In eukaryotic organisms chromatin is duplicated during cell division to ensure faithful transmission of both genetic and epigenetic information, maintaining in the daughter cells the memory of the chromatin status of their progenitors. The epigenetic inheritance during DNA replication is crucial to maintain cellular identity following cell division.
The role of Polycomb Repressive complexes (PRC1 and PRC2) is essential for the temporal regulation of gene repression involved in different developmental processes, but how these complexes may interact with the DNA replication machinery to contribute to the mitotic inheritance of cellular identity in the daughter cells remains unknown.
Researchers at CBGP have provided an attractive model for targeting of PRC2 complex to newly synthesized DNA for reestablishment of repressive epigenetic marks after dilution by replication, which has important implications in the understanding of epigenetic inheritance in eukaryotic organisms. They have taken advantage of viable PRC2 and DNA polymerase mutations in Arabidopsis to address the mechanism underlying the maintenance of the epigenetic states during replication. They have also presented sound evidence supporting a role for the catalytic subunit of DNA polymerase ϵ in preserving high H3K27me3 levels at floral target loci. Using flowering time control as a subject, they have examined the function of the Pol ϵ in epigenetic transcriptional silencing and demonstrated the genetic and molecular interaction of this replication protein with PRC2.

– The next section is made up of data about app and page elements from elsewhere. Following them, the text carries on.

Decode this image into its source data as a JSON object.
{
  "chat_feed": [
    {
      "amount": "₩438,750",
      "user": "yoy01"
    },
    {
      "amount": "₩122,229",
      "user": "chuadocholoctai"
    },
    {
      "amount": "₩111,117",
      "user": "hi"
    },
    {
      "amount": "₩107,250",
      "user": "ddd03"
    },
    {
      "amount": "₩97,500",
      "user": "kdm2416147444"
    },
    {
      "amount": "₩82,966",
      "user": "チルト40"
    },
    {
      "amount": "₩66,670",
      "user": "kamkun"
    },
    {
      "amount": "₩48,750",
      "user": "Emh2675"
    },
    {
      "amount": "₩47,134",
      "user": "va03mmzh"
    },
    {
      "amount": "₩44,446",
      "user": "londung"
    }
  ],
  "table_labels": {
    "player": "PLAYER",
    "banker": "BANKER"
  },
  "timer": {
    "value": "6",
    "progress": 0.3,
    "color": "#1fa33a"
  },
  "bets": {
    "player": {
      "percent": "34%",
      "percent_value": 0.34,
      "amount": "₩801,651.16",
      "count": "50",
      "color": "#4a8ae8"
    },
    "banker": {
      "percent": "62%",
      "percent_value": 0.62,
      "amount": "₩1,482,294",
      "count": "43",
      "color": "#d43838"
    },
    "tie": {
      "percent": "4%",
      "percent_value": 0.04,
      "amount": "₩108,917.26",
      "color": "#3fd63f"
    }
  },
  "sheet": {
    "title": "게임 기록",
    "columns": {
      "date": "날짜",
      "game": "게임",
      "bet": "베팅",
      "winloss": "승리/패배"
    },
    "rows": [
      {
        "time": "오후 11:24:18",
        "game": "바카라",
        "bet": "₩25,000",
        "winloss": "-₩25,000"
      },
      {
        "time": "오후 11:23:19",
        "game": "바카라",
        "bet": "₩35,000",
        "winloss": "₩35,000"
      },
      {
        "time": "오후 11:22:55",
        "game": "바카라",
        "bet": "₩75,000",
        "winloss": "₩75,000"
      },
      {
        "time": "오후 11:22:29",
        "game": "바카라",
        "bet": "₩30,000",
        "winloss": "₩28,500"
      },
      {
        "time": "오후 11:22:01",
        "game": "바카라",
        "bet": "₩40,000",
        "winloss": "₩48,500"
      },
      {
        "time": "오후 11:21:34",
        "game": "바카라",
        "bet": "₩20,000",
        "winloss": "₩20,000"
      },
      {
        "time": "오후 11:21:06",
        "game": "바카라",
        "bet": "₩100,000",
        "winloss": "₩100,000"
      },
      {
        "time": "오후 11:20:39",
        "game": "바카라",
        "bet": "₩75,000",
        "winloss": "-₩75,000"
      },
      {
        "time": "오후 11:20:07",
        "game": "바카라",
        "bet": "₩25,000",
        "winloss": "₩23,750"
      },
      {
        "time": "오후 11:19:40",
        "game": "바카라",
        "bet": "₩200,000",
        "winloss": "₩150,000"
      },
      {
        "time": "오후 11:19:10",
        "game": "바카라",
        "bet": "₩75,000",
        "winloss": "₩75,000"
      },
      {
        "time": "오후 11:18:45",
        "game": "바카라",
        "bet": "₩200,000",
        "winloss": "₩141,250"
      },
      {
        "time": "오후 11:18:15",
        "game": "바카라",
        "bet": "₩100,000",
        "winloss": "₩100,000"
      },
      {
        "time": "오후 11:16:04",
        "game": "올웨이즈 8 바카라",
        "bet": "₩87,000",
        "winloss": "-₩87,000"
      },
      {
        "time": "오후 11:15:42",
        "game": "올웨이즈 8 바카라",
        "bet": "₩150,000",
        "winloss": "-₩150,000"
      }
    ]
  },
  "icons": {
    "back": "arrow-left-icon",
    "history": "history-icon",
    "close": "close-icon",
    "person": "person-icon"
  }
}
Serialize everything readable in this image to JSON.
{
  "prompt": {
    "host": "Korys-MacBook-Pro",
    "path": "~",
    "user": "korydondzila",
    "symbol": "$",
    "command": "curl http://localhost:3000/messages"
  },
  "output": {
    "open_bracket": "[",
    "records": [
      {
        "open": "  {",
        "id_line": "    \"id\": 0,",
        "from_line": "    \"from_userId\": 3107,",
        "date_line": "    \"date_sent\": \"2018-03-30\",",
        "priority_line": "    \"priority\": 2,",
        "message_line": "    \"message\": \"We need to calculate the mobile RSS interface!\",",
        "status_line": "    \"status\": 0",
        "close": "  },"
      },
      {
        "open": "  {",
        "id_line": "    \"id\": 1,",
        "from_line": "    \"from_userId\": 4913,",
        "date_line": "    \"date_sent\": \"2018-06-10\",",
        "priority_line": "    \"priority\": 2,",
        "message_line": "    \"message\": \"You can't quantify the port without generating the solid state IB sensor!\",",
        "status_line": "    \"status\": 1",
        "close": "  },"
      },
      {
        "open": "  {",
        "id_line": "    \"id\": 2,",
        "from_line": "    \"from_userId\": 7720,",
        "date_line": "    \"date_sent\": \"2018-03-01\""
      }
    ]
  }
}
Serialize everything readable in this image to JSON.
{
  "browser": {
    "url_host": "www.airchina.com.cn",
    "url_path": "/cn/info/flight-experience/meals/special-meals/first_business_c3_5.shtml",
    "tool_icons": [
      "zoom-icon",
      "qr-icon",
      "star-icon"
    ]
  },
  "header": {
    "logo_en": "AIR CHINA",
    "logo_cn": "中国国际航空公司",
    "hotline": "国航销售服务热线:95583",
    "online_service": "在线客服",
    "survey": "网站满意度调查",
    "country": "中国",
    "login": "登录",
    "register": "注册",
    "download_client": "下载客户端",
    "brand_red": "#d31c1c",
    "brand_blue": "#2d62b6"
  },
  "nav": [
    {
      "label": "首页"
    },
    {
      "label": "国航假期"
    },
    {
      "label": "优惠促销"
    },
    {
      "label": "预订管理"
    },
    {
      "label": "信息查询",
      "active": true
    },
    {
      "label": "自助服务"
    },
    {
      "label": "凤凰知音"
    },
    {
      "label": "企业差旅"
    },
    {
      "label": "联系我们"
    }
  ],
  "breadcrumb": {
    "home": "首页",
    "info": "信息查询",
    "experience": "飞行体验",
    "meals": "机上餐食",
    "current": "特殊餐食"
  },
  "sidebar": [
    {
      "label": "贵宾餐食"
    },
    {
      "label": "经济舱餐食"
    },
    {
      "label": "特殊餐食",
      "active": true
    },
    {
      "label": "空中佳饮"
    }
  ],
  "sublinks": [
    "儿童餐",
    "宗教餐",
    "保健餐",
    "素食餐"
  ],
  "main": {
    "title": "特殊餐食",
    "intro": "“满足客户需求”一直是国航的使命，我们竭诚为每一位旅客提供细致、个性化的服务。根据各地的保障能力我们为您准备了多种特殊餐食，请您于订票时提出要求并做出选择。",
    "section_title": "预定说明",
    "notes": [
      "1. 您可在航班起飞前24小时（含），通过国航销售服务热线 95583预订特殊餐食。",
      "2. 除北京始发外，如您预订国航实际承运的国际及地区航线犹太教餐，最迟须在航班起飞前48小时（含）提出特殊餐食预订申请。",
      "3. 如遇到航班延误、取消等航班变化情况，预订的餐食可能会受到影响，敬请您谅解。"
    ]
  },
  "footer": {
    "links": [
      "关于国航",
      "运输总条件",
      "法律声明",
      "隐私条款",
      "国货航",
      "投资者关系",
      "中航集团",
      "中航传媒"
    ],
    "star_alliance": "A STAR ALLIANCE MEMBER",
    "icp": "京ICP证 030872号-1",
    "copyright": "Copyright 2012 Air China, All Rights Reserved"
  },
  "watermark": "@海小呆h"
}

Altogether, the data they have presented suggest the existence of interplay between the DNA replication machinery and the PcG complexes in the control of different plant developmental processes, including flowering time, through a mechanism involving epigenetic transcriptional gene silencing and might help to explain how these complexes preserve chromatin modification states during DNA replication.